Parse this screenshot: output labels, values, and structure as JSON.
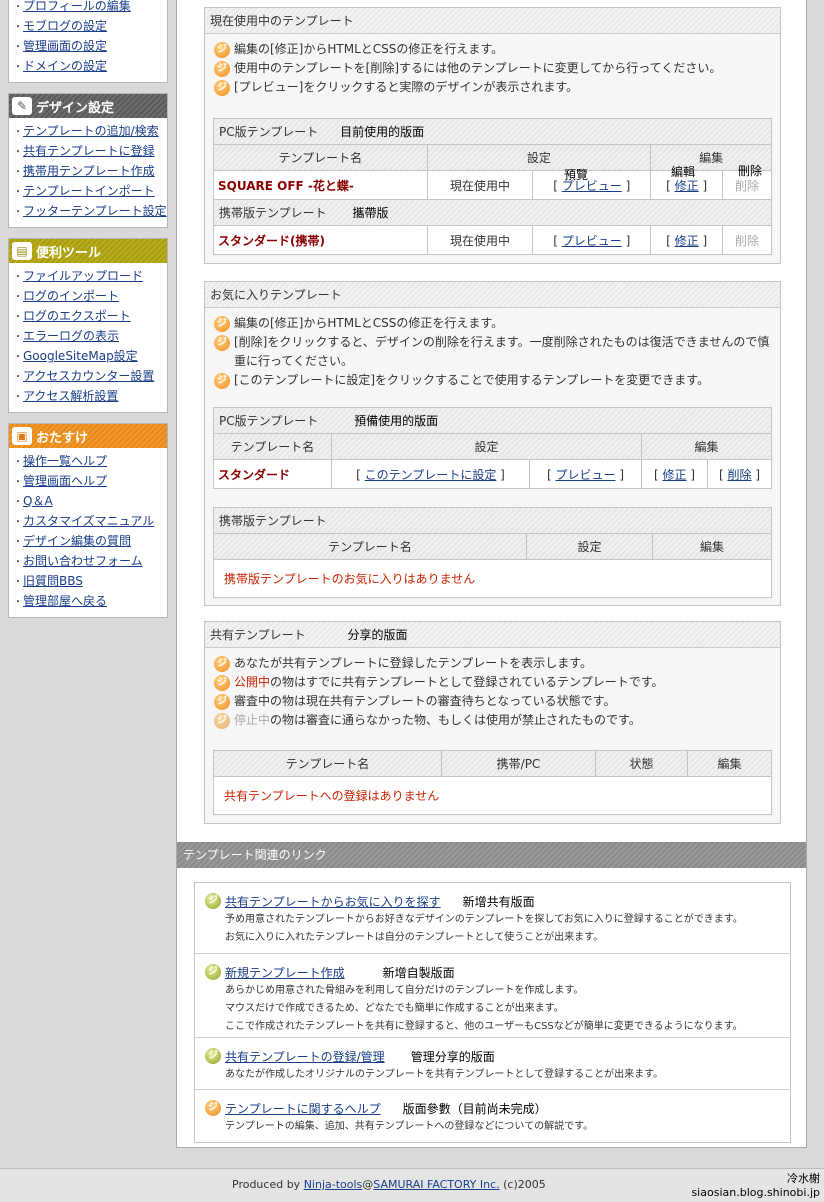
{
  "sidebar": {
    "top_items": [
      "プロフィールの編集",
      "モブログの設定",
      "管理画面の設定",
      "ドメインの設定"
    ],
    "design": {
      "title": "デザイン設定",
      "items": [
        "テンプレートの追加/検索",
        "共有テンプレートに登録",
        "携帯用テンプレート作成",
        "テンプレートインポート",
        "フッターテンプレート設定"
      ]
    },
    "tools": {
      "title": "便利ツール",
      "items": [
        "ファイルアップロード",
        "ログのインポート",
        "ログのエクスポート",
        "エラーログの表示",
        "GoogleSiteMap設定",
        "アクセスカウンター設置",
        "アクセス解析設置"
      ]
    },
    "osusume": {
      "title": "おたすけ",
      "items": [
        "操作一覧ヘルプ",
        "管理画面ヘルプ",
        "Q＆A",
        "カスタマイズマニュアル",
        "デザイン編集の質問",
        "お問い合わせフォーム",
        "旧質問BBS",
        "管理部屋へ戻る"
      ]
    }
  },
  "current": {
    "title": "現在使用中のテンプレート",
    "notes": [
      "編集の[修正]からHTMLとCSSの修正を行えます。",
      "使用中のテンプレートを[削除]するには他のテンプレートに変更してから行ってください。",
      "[プレビュー]をクリックすると実際のデザインが表示されます。"
    ],
    "pc_label": "PC版テンプレート",
    "pc_annot": "目前使用的版面",
    "col_name": "テンプレート名",
    "col_setting": "設定",
    "col_edit": "編集",
    "annot_preview": "預覽",
    "annot_edit": "編輯",
    "annot_delete": "刪除",
    "pc_row": {
      "name": "SQUARE OFF -花と蝶-",
      "status": "現在使用中",
      "preview": "プレビュー",
      "edit": "修正",
      "delete": "削除"
    },
    "mobile_label": "携帯版テンプレート",
    "mobile_annot": "攜帶版",
    "mobile_row": {
      "name": "スタンダード(携帯)",
      "status": "現在使用中",
      "preview": "プレビュー",
      "edit": "修正",
      "delete": "削除"
    }
  },
  "favorites": {
    "title": "お気に入りテンプレート",
    "notes": [
      "編集の[修正]からHTMLとCSSの修正を行えます。",
      "[削除]をクリックすると、デザインの削除を行えます。一度削除されたものは復活できませんので慎重に行ってください。",
      "[このテンプレートに設定]をクリックすることで使用するテンプレートを変更できます。"
    ],
    "pc_label": "PC版テンプレート",
    "pc_annot": "預備使用的版面",
    "col_name": "テンプレート名",
    "col_setting": "設定",
    "col_edit": "編集",
    "pc_row": {
      "name": "スタンダード",
      "set": "このテンプレートに設定",
      "preview": "プレビュー",
      "edit": "修正",
      "delete": "削除"
    },
    "mobile_label": "携帯版テンプレート",
    "mobile_empty": "携帯版テンプレートのお気に入りはありません"
  },
  "shared": {
    "title": "共有テンプレート",
    "annot": "分享的版面",
    "notes": [
      "あなたが共有テンプレートに登録したテンプレートを表示します。",
      "の物はすでに共有テンプレートとして登録されているテンプレートです。",
      "審査中の物は現在共有テンプレートの審査待ちとなっている状態です。",
      "の物は審査に通らなかった物、もしくは使用が禁止されたものです。"
    ],
    "public_word": "公開中",
    "stopped_word": "停止中",
    "col_name": "テンプレート名",
    "col_type": "携帯/PC",
    "col_state": "状態",
    "col_edit": "編集",
    "empty": "共有テンプレートへの登録はありません"
  },
  "links": {
    "title": "テンプレート関連のリンク",
    "items": [
      {
        "link": "共有テンプレートからお気に入りを探す",
        "annot": "新增共有版面",
        "desc": [
          "予め用意されたテンプレートからお好きなデザインのテンプレートを探してお気に入りに登録することができます。",
          "お気に入りに入れたテンプレートは自分のテンプレートとして使うことが出来ます。"
        ]
      },
      {
        "link": "新規テンプレート作成",
        "annot": "新增自製版面",
        "desc": [
          "あらかじめ用意された骨組みを利用して自分だけのテンプレートを作成します。",
          "マウスだけで作成できるため、どなたでも簡単に作成することが出来ます。",
          "ここで作成されたテンプレートを共有に登録すると、他のユーザーもCSSなどが簡単に変更できるようになります。"
        ]
      },
      {
        "link": "共有テンプレートの登録/管理",
        "annot": "管理分享的版面",
        "desc": [
          "あなたが作成したオリジナルのテンプレートを共有テンプレートとして登録することが出来ます。"
        ]
      },
      {
        "link": "テンプレートに関するヘルプ",
        "annot": "版面參數（目前尚未完成）",
        "desc": [
          "テンプレートの編集、追加、共有テンプレートへの登録などについての解説です。"
        ]
      }
    ]
  },
  "footer": {
    "produced_by": "Produced by",
    "ninja": "Ninja-tools",
    "at": "@",
    "samurai": "SAMURAI FACTORY Inc.",
    "copy": "(c)2005"
  },
  "watermark": {
    "line1": "冷水榭",
    "line2": "siaosian.blog.shinobi.jp"
  },
  "colors": {
    "design_head": "#666666",
    "tools_head": "#b0a418",
    "osusume_head": "#f0952a",
    "template_name": "#8b0000",
    "alert": "#cc2200"
  }
}
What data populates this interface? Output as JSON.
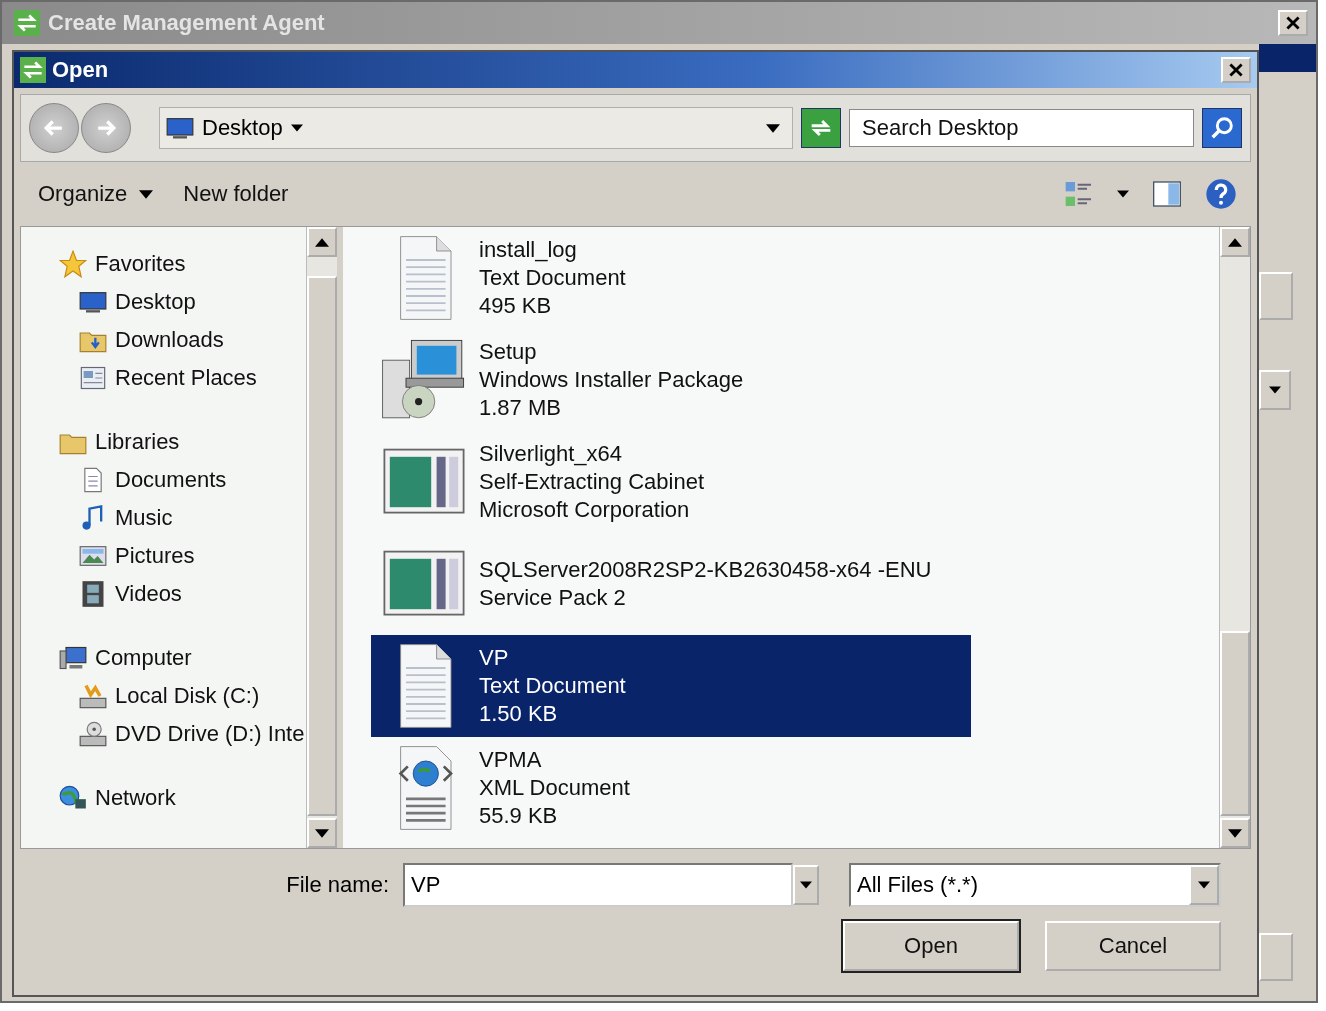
{
  "outer_window": {
    "title": "Create Management Agent"
  },
  "dialog": {
    "title": "Open"
  },
  "address": {
    "location": "Desktop"
  },
  "search": {
    "placeholder": "Search Desktop"
  },
  "toolbar": {
    "buttons": [
      {
        "label": "Organize",
        "dropdown": true
      },
      {
        "label": "New folder",
        "dropdown": false
      }
    ]
  },
  "sidebar": {
    "groups": [
      {
        "label": "Favorites",
        "kind": "favorites",
        "children": [
          {
            "label": "Desktop",
            "kind": "desktop"
          },
          {
            "label": "Downloads",
            "kind": "downloads"
          },
          {
            "label": "Recent Places",
            "kind": "recent"
          }
        ]
      },
      {
        "label": "Libraries",
        "kind": "libraries",
        "children": [
          {
            "label": "Documents",
            "kind": "documents"
          },
          {
            "label": "Music",
            "kind": "music"
          },
          {
            "label": "Pictures",
            "kind": "pictures"
          },
          {
            "label": "Videos",
            "kind": "videos"
          }
        ]
      },
      {
        "label": "Computer",
        "kind": "computer",
        "children": [
          {
            "label": "Local Disk (C:)",
            "kind": "disk"
          },
          {
            "label": "DVD Drive (D:) Inte",
            "kind": "dvd"
          }
        ]
      },
      {
        "label": "Network",
        "kind": "network"
      }
    ]
  },
  "files": [
    {
      "name": "install_log",
      "lines": [
        "Text Document",
        "495 KB"
      ],
      "kind": "text",
      "selected": false
    },
    {
      "name": "Setup",
      "lines": [
        "Windows Installer Package",
        "1.87 MB"
      ],
      "kind": "installer",
      "selected": false
    },
    {
      "name": "Silverlight_x64",
      "lines": [
        "Self-Extracting Cabinet",
        "Microsoft Corporation"
      ],
      "kind": "cabinet",
      "selected": false
    },
    {
      "name": "SQLServer2008R2SP2-KB2630458-x64 -ENU",
      "lines": [
        "Service Pack 2"
      ],
      "kind": "cabinet",
      "selected": false
    },
    {
      "name": "VP",
      "lines": [
        "Text Document",
        "1.50 KB"
      ],
      "kind": "text",
      "selected": true
    },
    {
      "name": "VPMA",
      "lines": [
        "XML Document",
        "55.9 KB"
      ],
      "kind": "xml",
      "selected": false
    }
  ],
  "file_name": {
    "label": "File name:",
    "value": "VP"
  },
  "file_type": {
    "value": "All Files (*.*)"
  },
  "buttons": [
    {
      "label": "Open",
      "default": true
    },
    {
      "label": "Cancel",
      "default": false
    }
  ]
}
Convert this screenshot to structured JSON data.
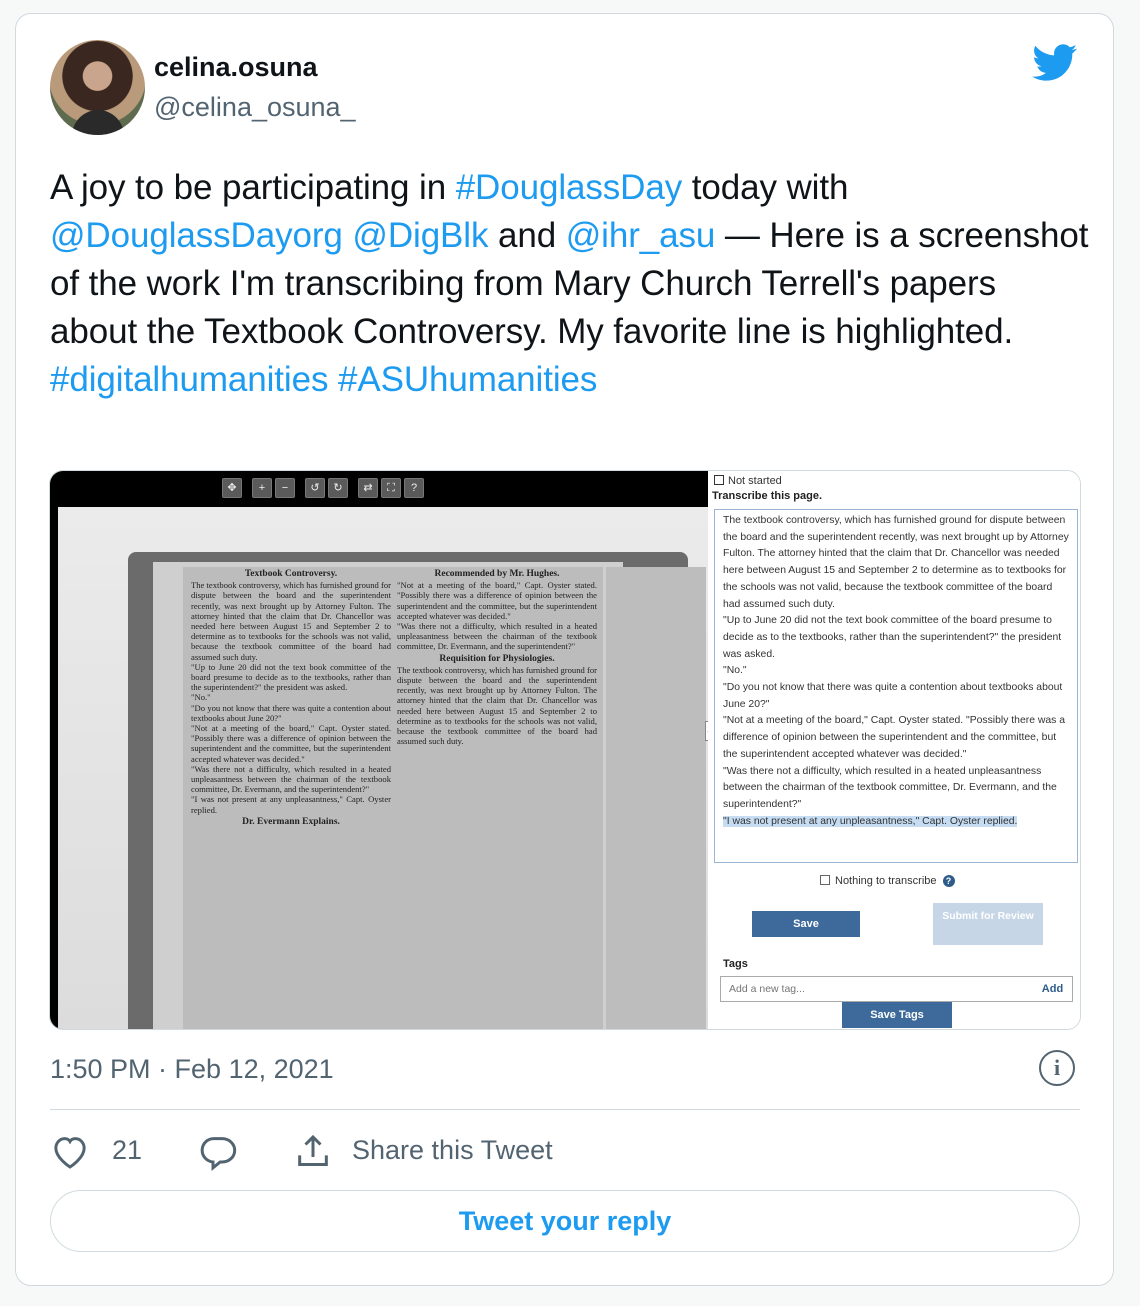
{
  "user": {
    "name": "celina.osuna",
    "handle": "@celina_osuna_"
  },
  "tweet": {
    "segments": [
      {
        "text": "A joy to be participating in ",
        "link": false
      },
      {
        "text": "#DouglassDay",
        "link": true
      },
      {
        "text": " today with ",
        "link": false
      },
      {
        "text": "@DouglassDayorg",
        "link": true
      },
      {
        "text": " ",
        "link": false
      },
      {
        "text": "@DigBlk",
        "link": true
      },
      {
        "text": " and ",
        "link": false
      },
      {
        "text": "@ihr_asu",
        "link": true
      },
      {
        "text": " — Here is a screenshot of the work I'm transcribing from Mary Church Terrell's papers about the Textbook Controversy. My favorite line is highlighted. ",
        "link": false
      },
      {
        "text": "#digitalhumanities",
        "link": true
      },
      {
        "text": " ",
        "link": false
      },
      {
        "text": "#ASUhumanities",
        "link": true
      }
    ]
  },
  "media": {
    "status": "Not started",
    "instruction": "Transcribe this page.",
    "transcript": [
      "The textbook controversy, which has furnished ground for dispute between the board and the superintendent recently, was next brought up by Attorney Fulton. The attorney hinted that the claim that Dr. Chancellor was needed here between August 15 and September 2 to determine as to textbooks for the schools was not valid, because the textbook committee of the board had assumed such duty.",
      "\"Up to June 20 did not the text book committee of the board presume to decide as to the textbooks, rather than the superintendent?\" the president was asked.",
      "\"No.\"",
      "\"Do you not know that there was quite a contention about textbooks about June 20?\"",
      "\"Not at a meeting of the board,\" Capt. Oyster stated. \"Possibly there was a difference of opinion between the superintendent and the committee, but the superintendent accepted whatever was decided.\"",
      "\"Was there not a difficulty, which resulted in a heated unpleasantness between the chairman of the textbook committee, Dr. Evermann, and the superintendent?\""
    ],
    "transcript_highlight": "\"I was not present at any unpleasantness,\" Capt. Oyster replied.",
    "nothing_label": "Nothing to transcribe",
    "save_label": "Save",
    "review_label": "Submit for Review",
    "tags_label": "Tags",
    "tag_placeholder": "Add a new tag...",
    "add_label": "Add",
    "save_tags_label": "Save Tags",
    "toolbar_icons": [
      "move-icon",
      "zoom-in-icon",
      "zoom-out-icon",
      "rotate-left-icon",
      "rotate-right-icon",
      "flip-icon",
      "fullscreen-icon",
      "help-icon"
    ],
    "scan": {
      "col1_heading": "Textbook Controversy.",
      "col1_heading2": "Dr. Evermann Explains.",
      "col2_heading": "Recommended by Mr. Hughes.",
      "col2_heading2": "Requisition for Physiologies."
    }
  },
  "meta": {
    "timestamp": "1:50 PM · Feb 12, 2021",
    "likes": "21",
    "share_label": "Share this Tweet",
    "reply_label": "Tweet your reply"
  },
  "colors": {
    "link": "#1d9bf0",
    "muted": "#536471",
    "button_blue": "#3d6a9a"
  }
}
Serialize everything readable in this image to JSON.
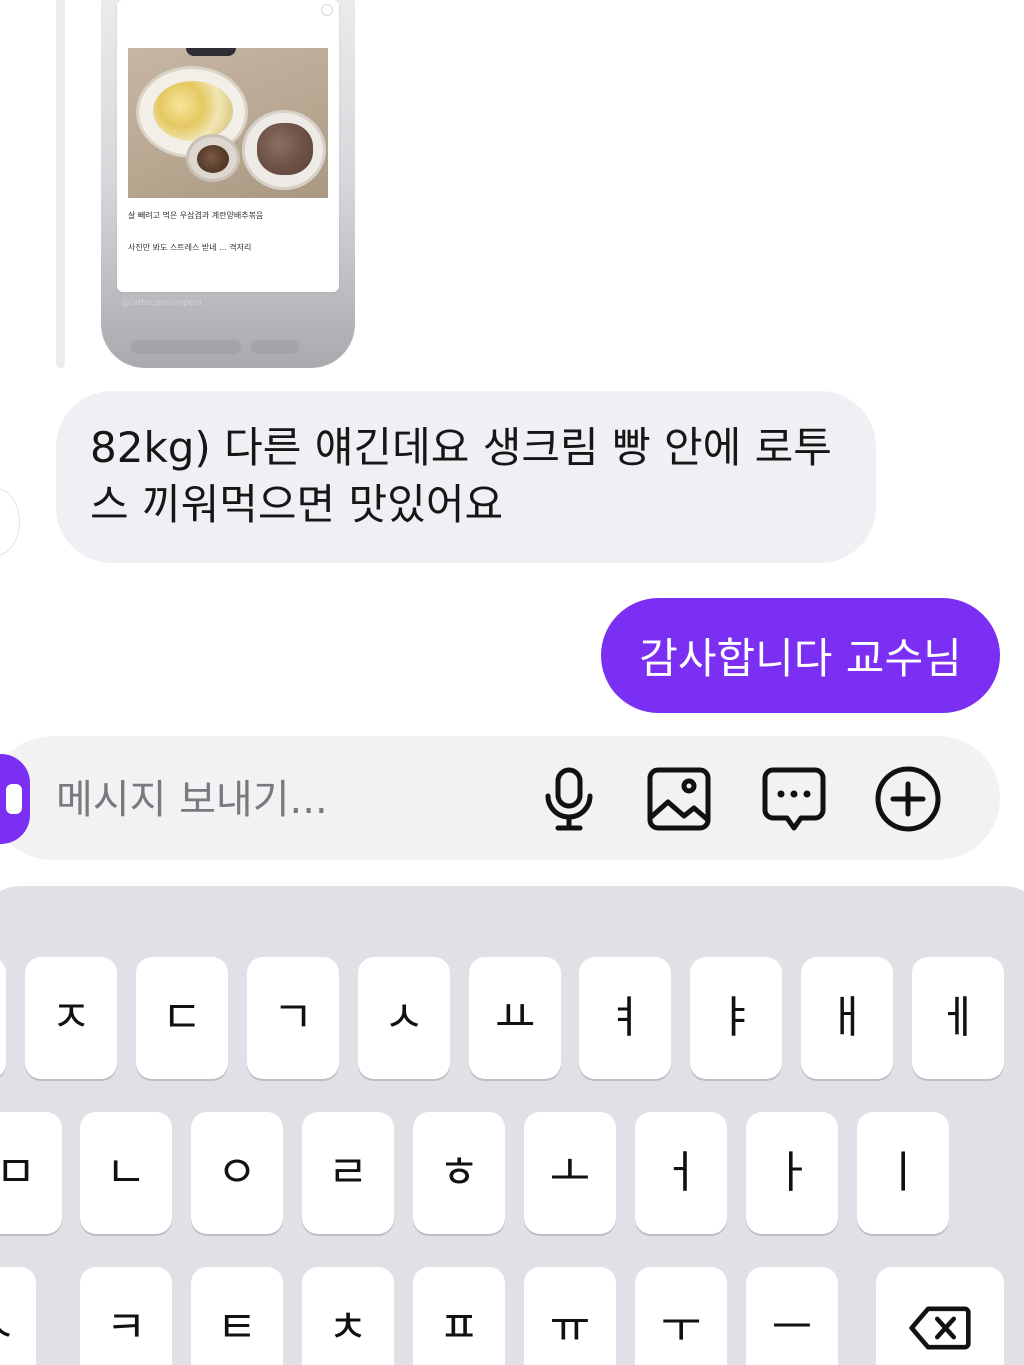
{
  "shared_post": {
    "caption_line1": "살 빼려고 먹은 우삼겹과 계란양배추볶음",
    "caption_line2": "사진만 봐도 스트레스 받네 ... 격저리",
    "handle": "@cattocopinionperd"
  },
  "messages": [
    {
      "direction": "incoming",
      "text": "82kg) 다른 얘긴데요 생크림 빵 안에 로투스 끼워먹으면 맛있어요"
    },
    {
      "direction": "outgoing",
      "text": "감사합니다 교수님"
    }
  ],
  "composer": {
    "placeholder": "메시지 보내기...",
    "icons": [
      "microphone-icon",
      "image-icon",
      "chat-bubble-icon",
      "plus-circle-icon"
    ]
  },
  "keyboard": {
    "row1": [
      "ㅈ",
      "ㄷ",
      "ㄱ",
      "ㅅ",
      "ㅛ",
      "ㅕ",
      "ㅑ",
      "ㅐ",
      "ㅔ"
    ],
    "row2": [
      "ㅁ",
      "ㄴ",
      "ㅇ",
      "ㄹ",
      "ㅎ",
      "ㅗ",
      "ㅓ",
      "ㅏ",
      "ㅣ"
    ],
    "row3": [
      "ㅋ",
      "ㅌ",
      "ㅊ",
      "ㅍ",
      "ㅠ",
      "ㅜ",
      "ㅡ"
    ],
    "row3_left_partial": "ㅅ"
  },
  "colors": {
    "accent": "#7b2ff2",
    "incoming_bubble": "#efeff4",
    "keyboard_bg": "#e0e0e6"
  }
}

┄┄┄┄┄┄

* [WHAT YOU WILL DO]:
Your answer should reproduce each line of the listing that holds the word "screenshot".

* [EXERCISE RESULT]:
Parse this screenshot: output labels, values, and structure as JSON.
Convert this screenshot to structured JSON data.
        "text": " — Here is a screenshot of the work I'm transcribing from Mary Church Terrell's papers about the Textbook Controversy. My favorite line is highlighted. ",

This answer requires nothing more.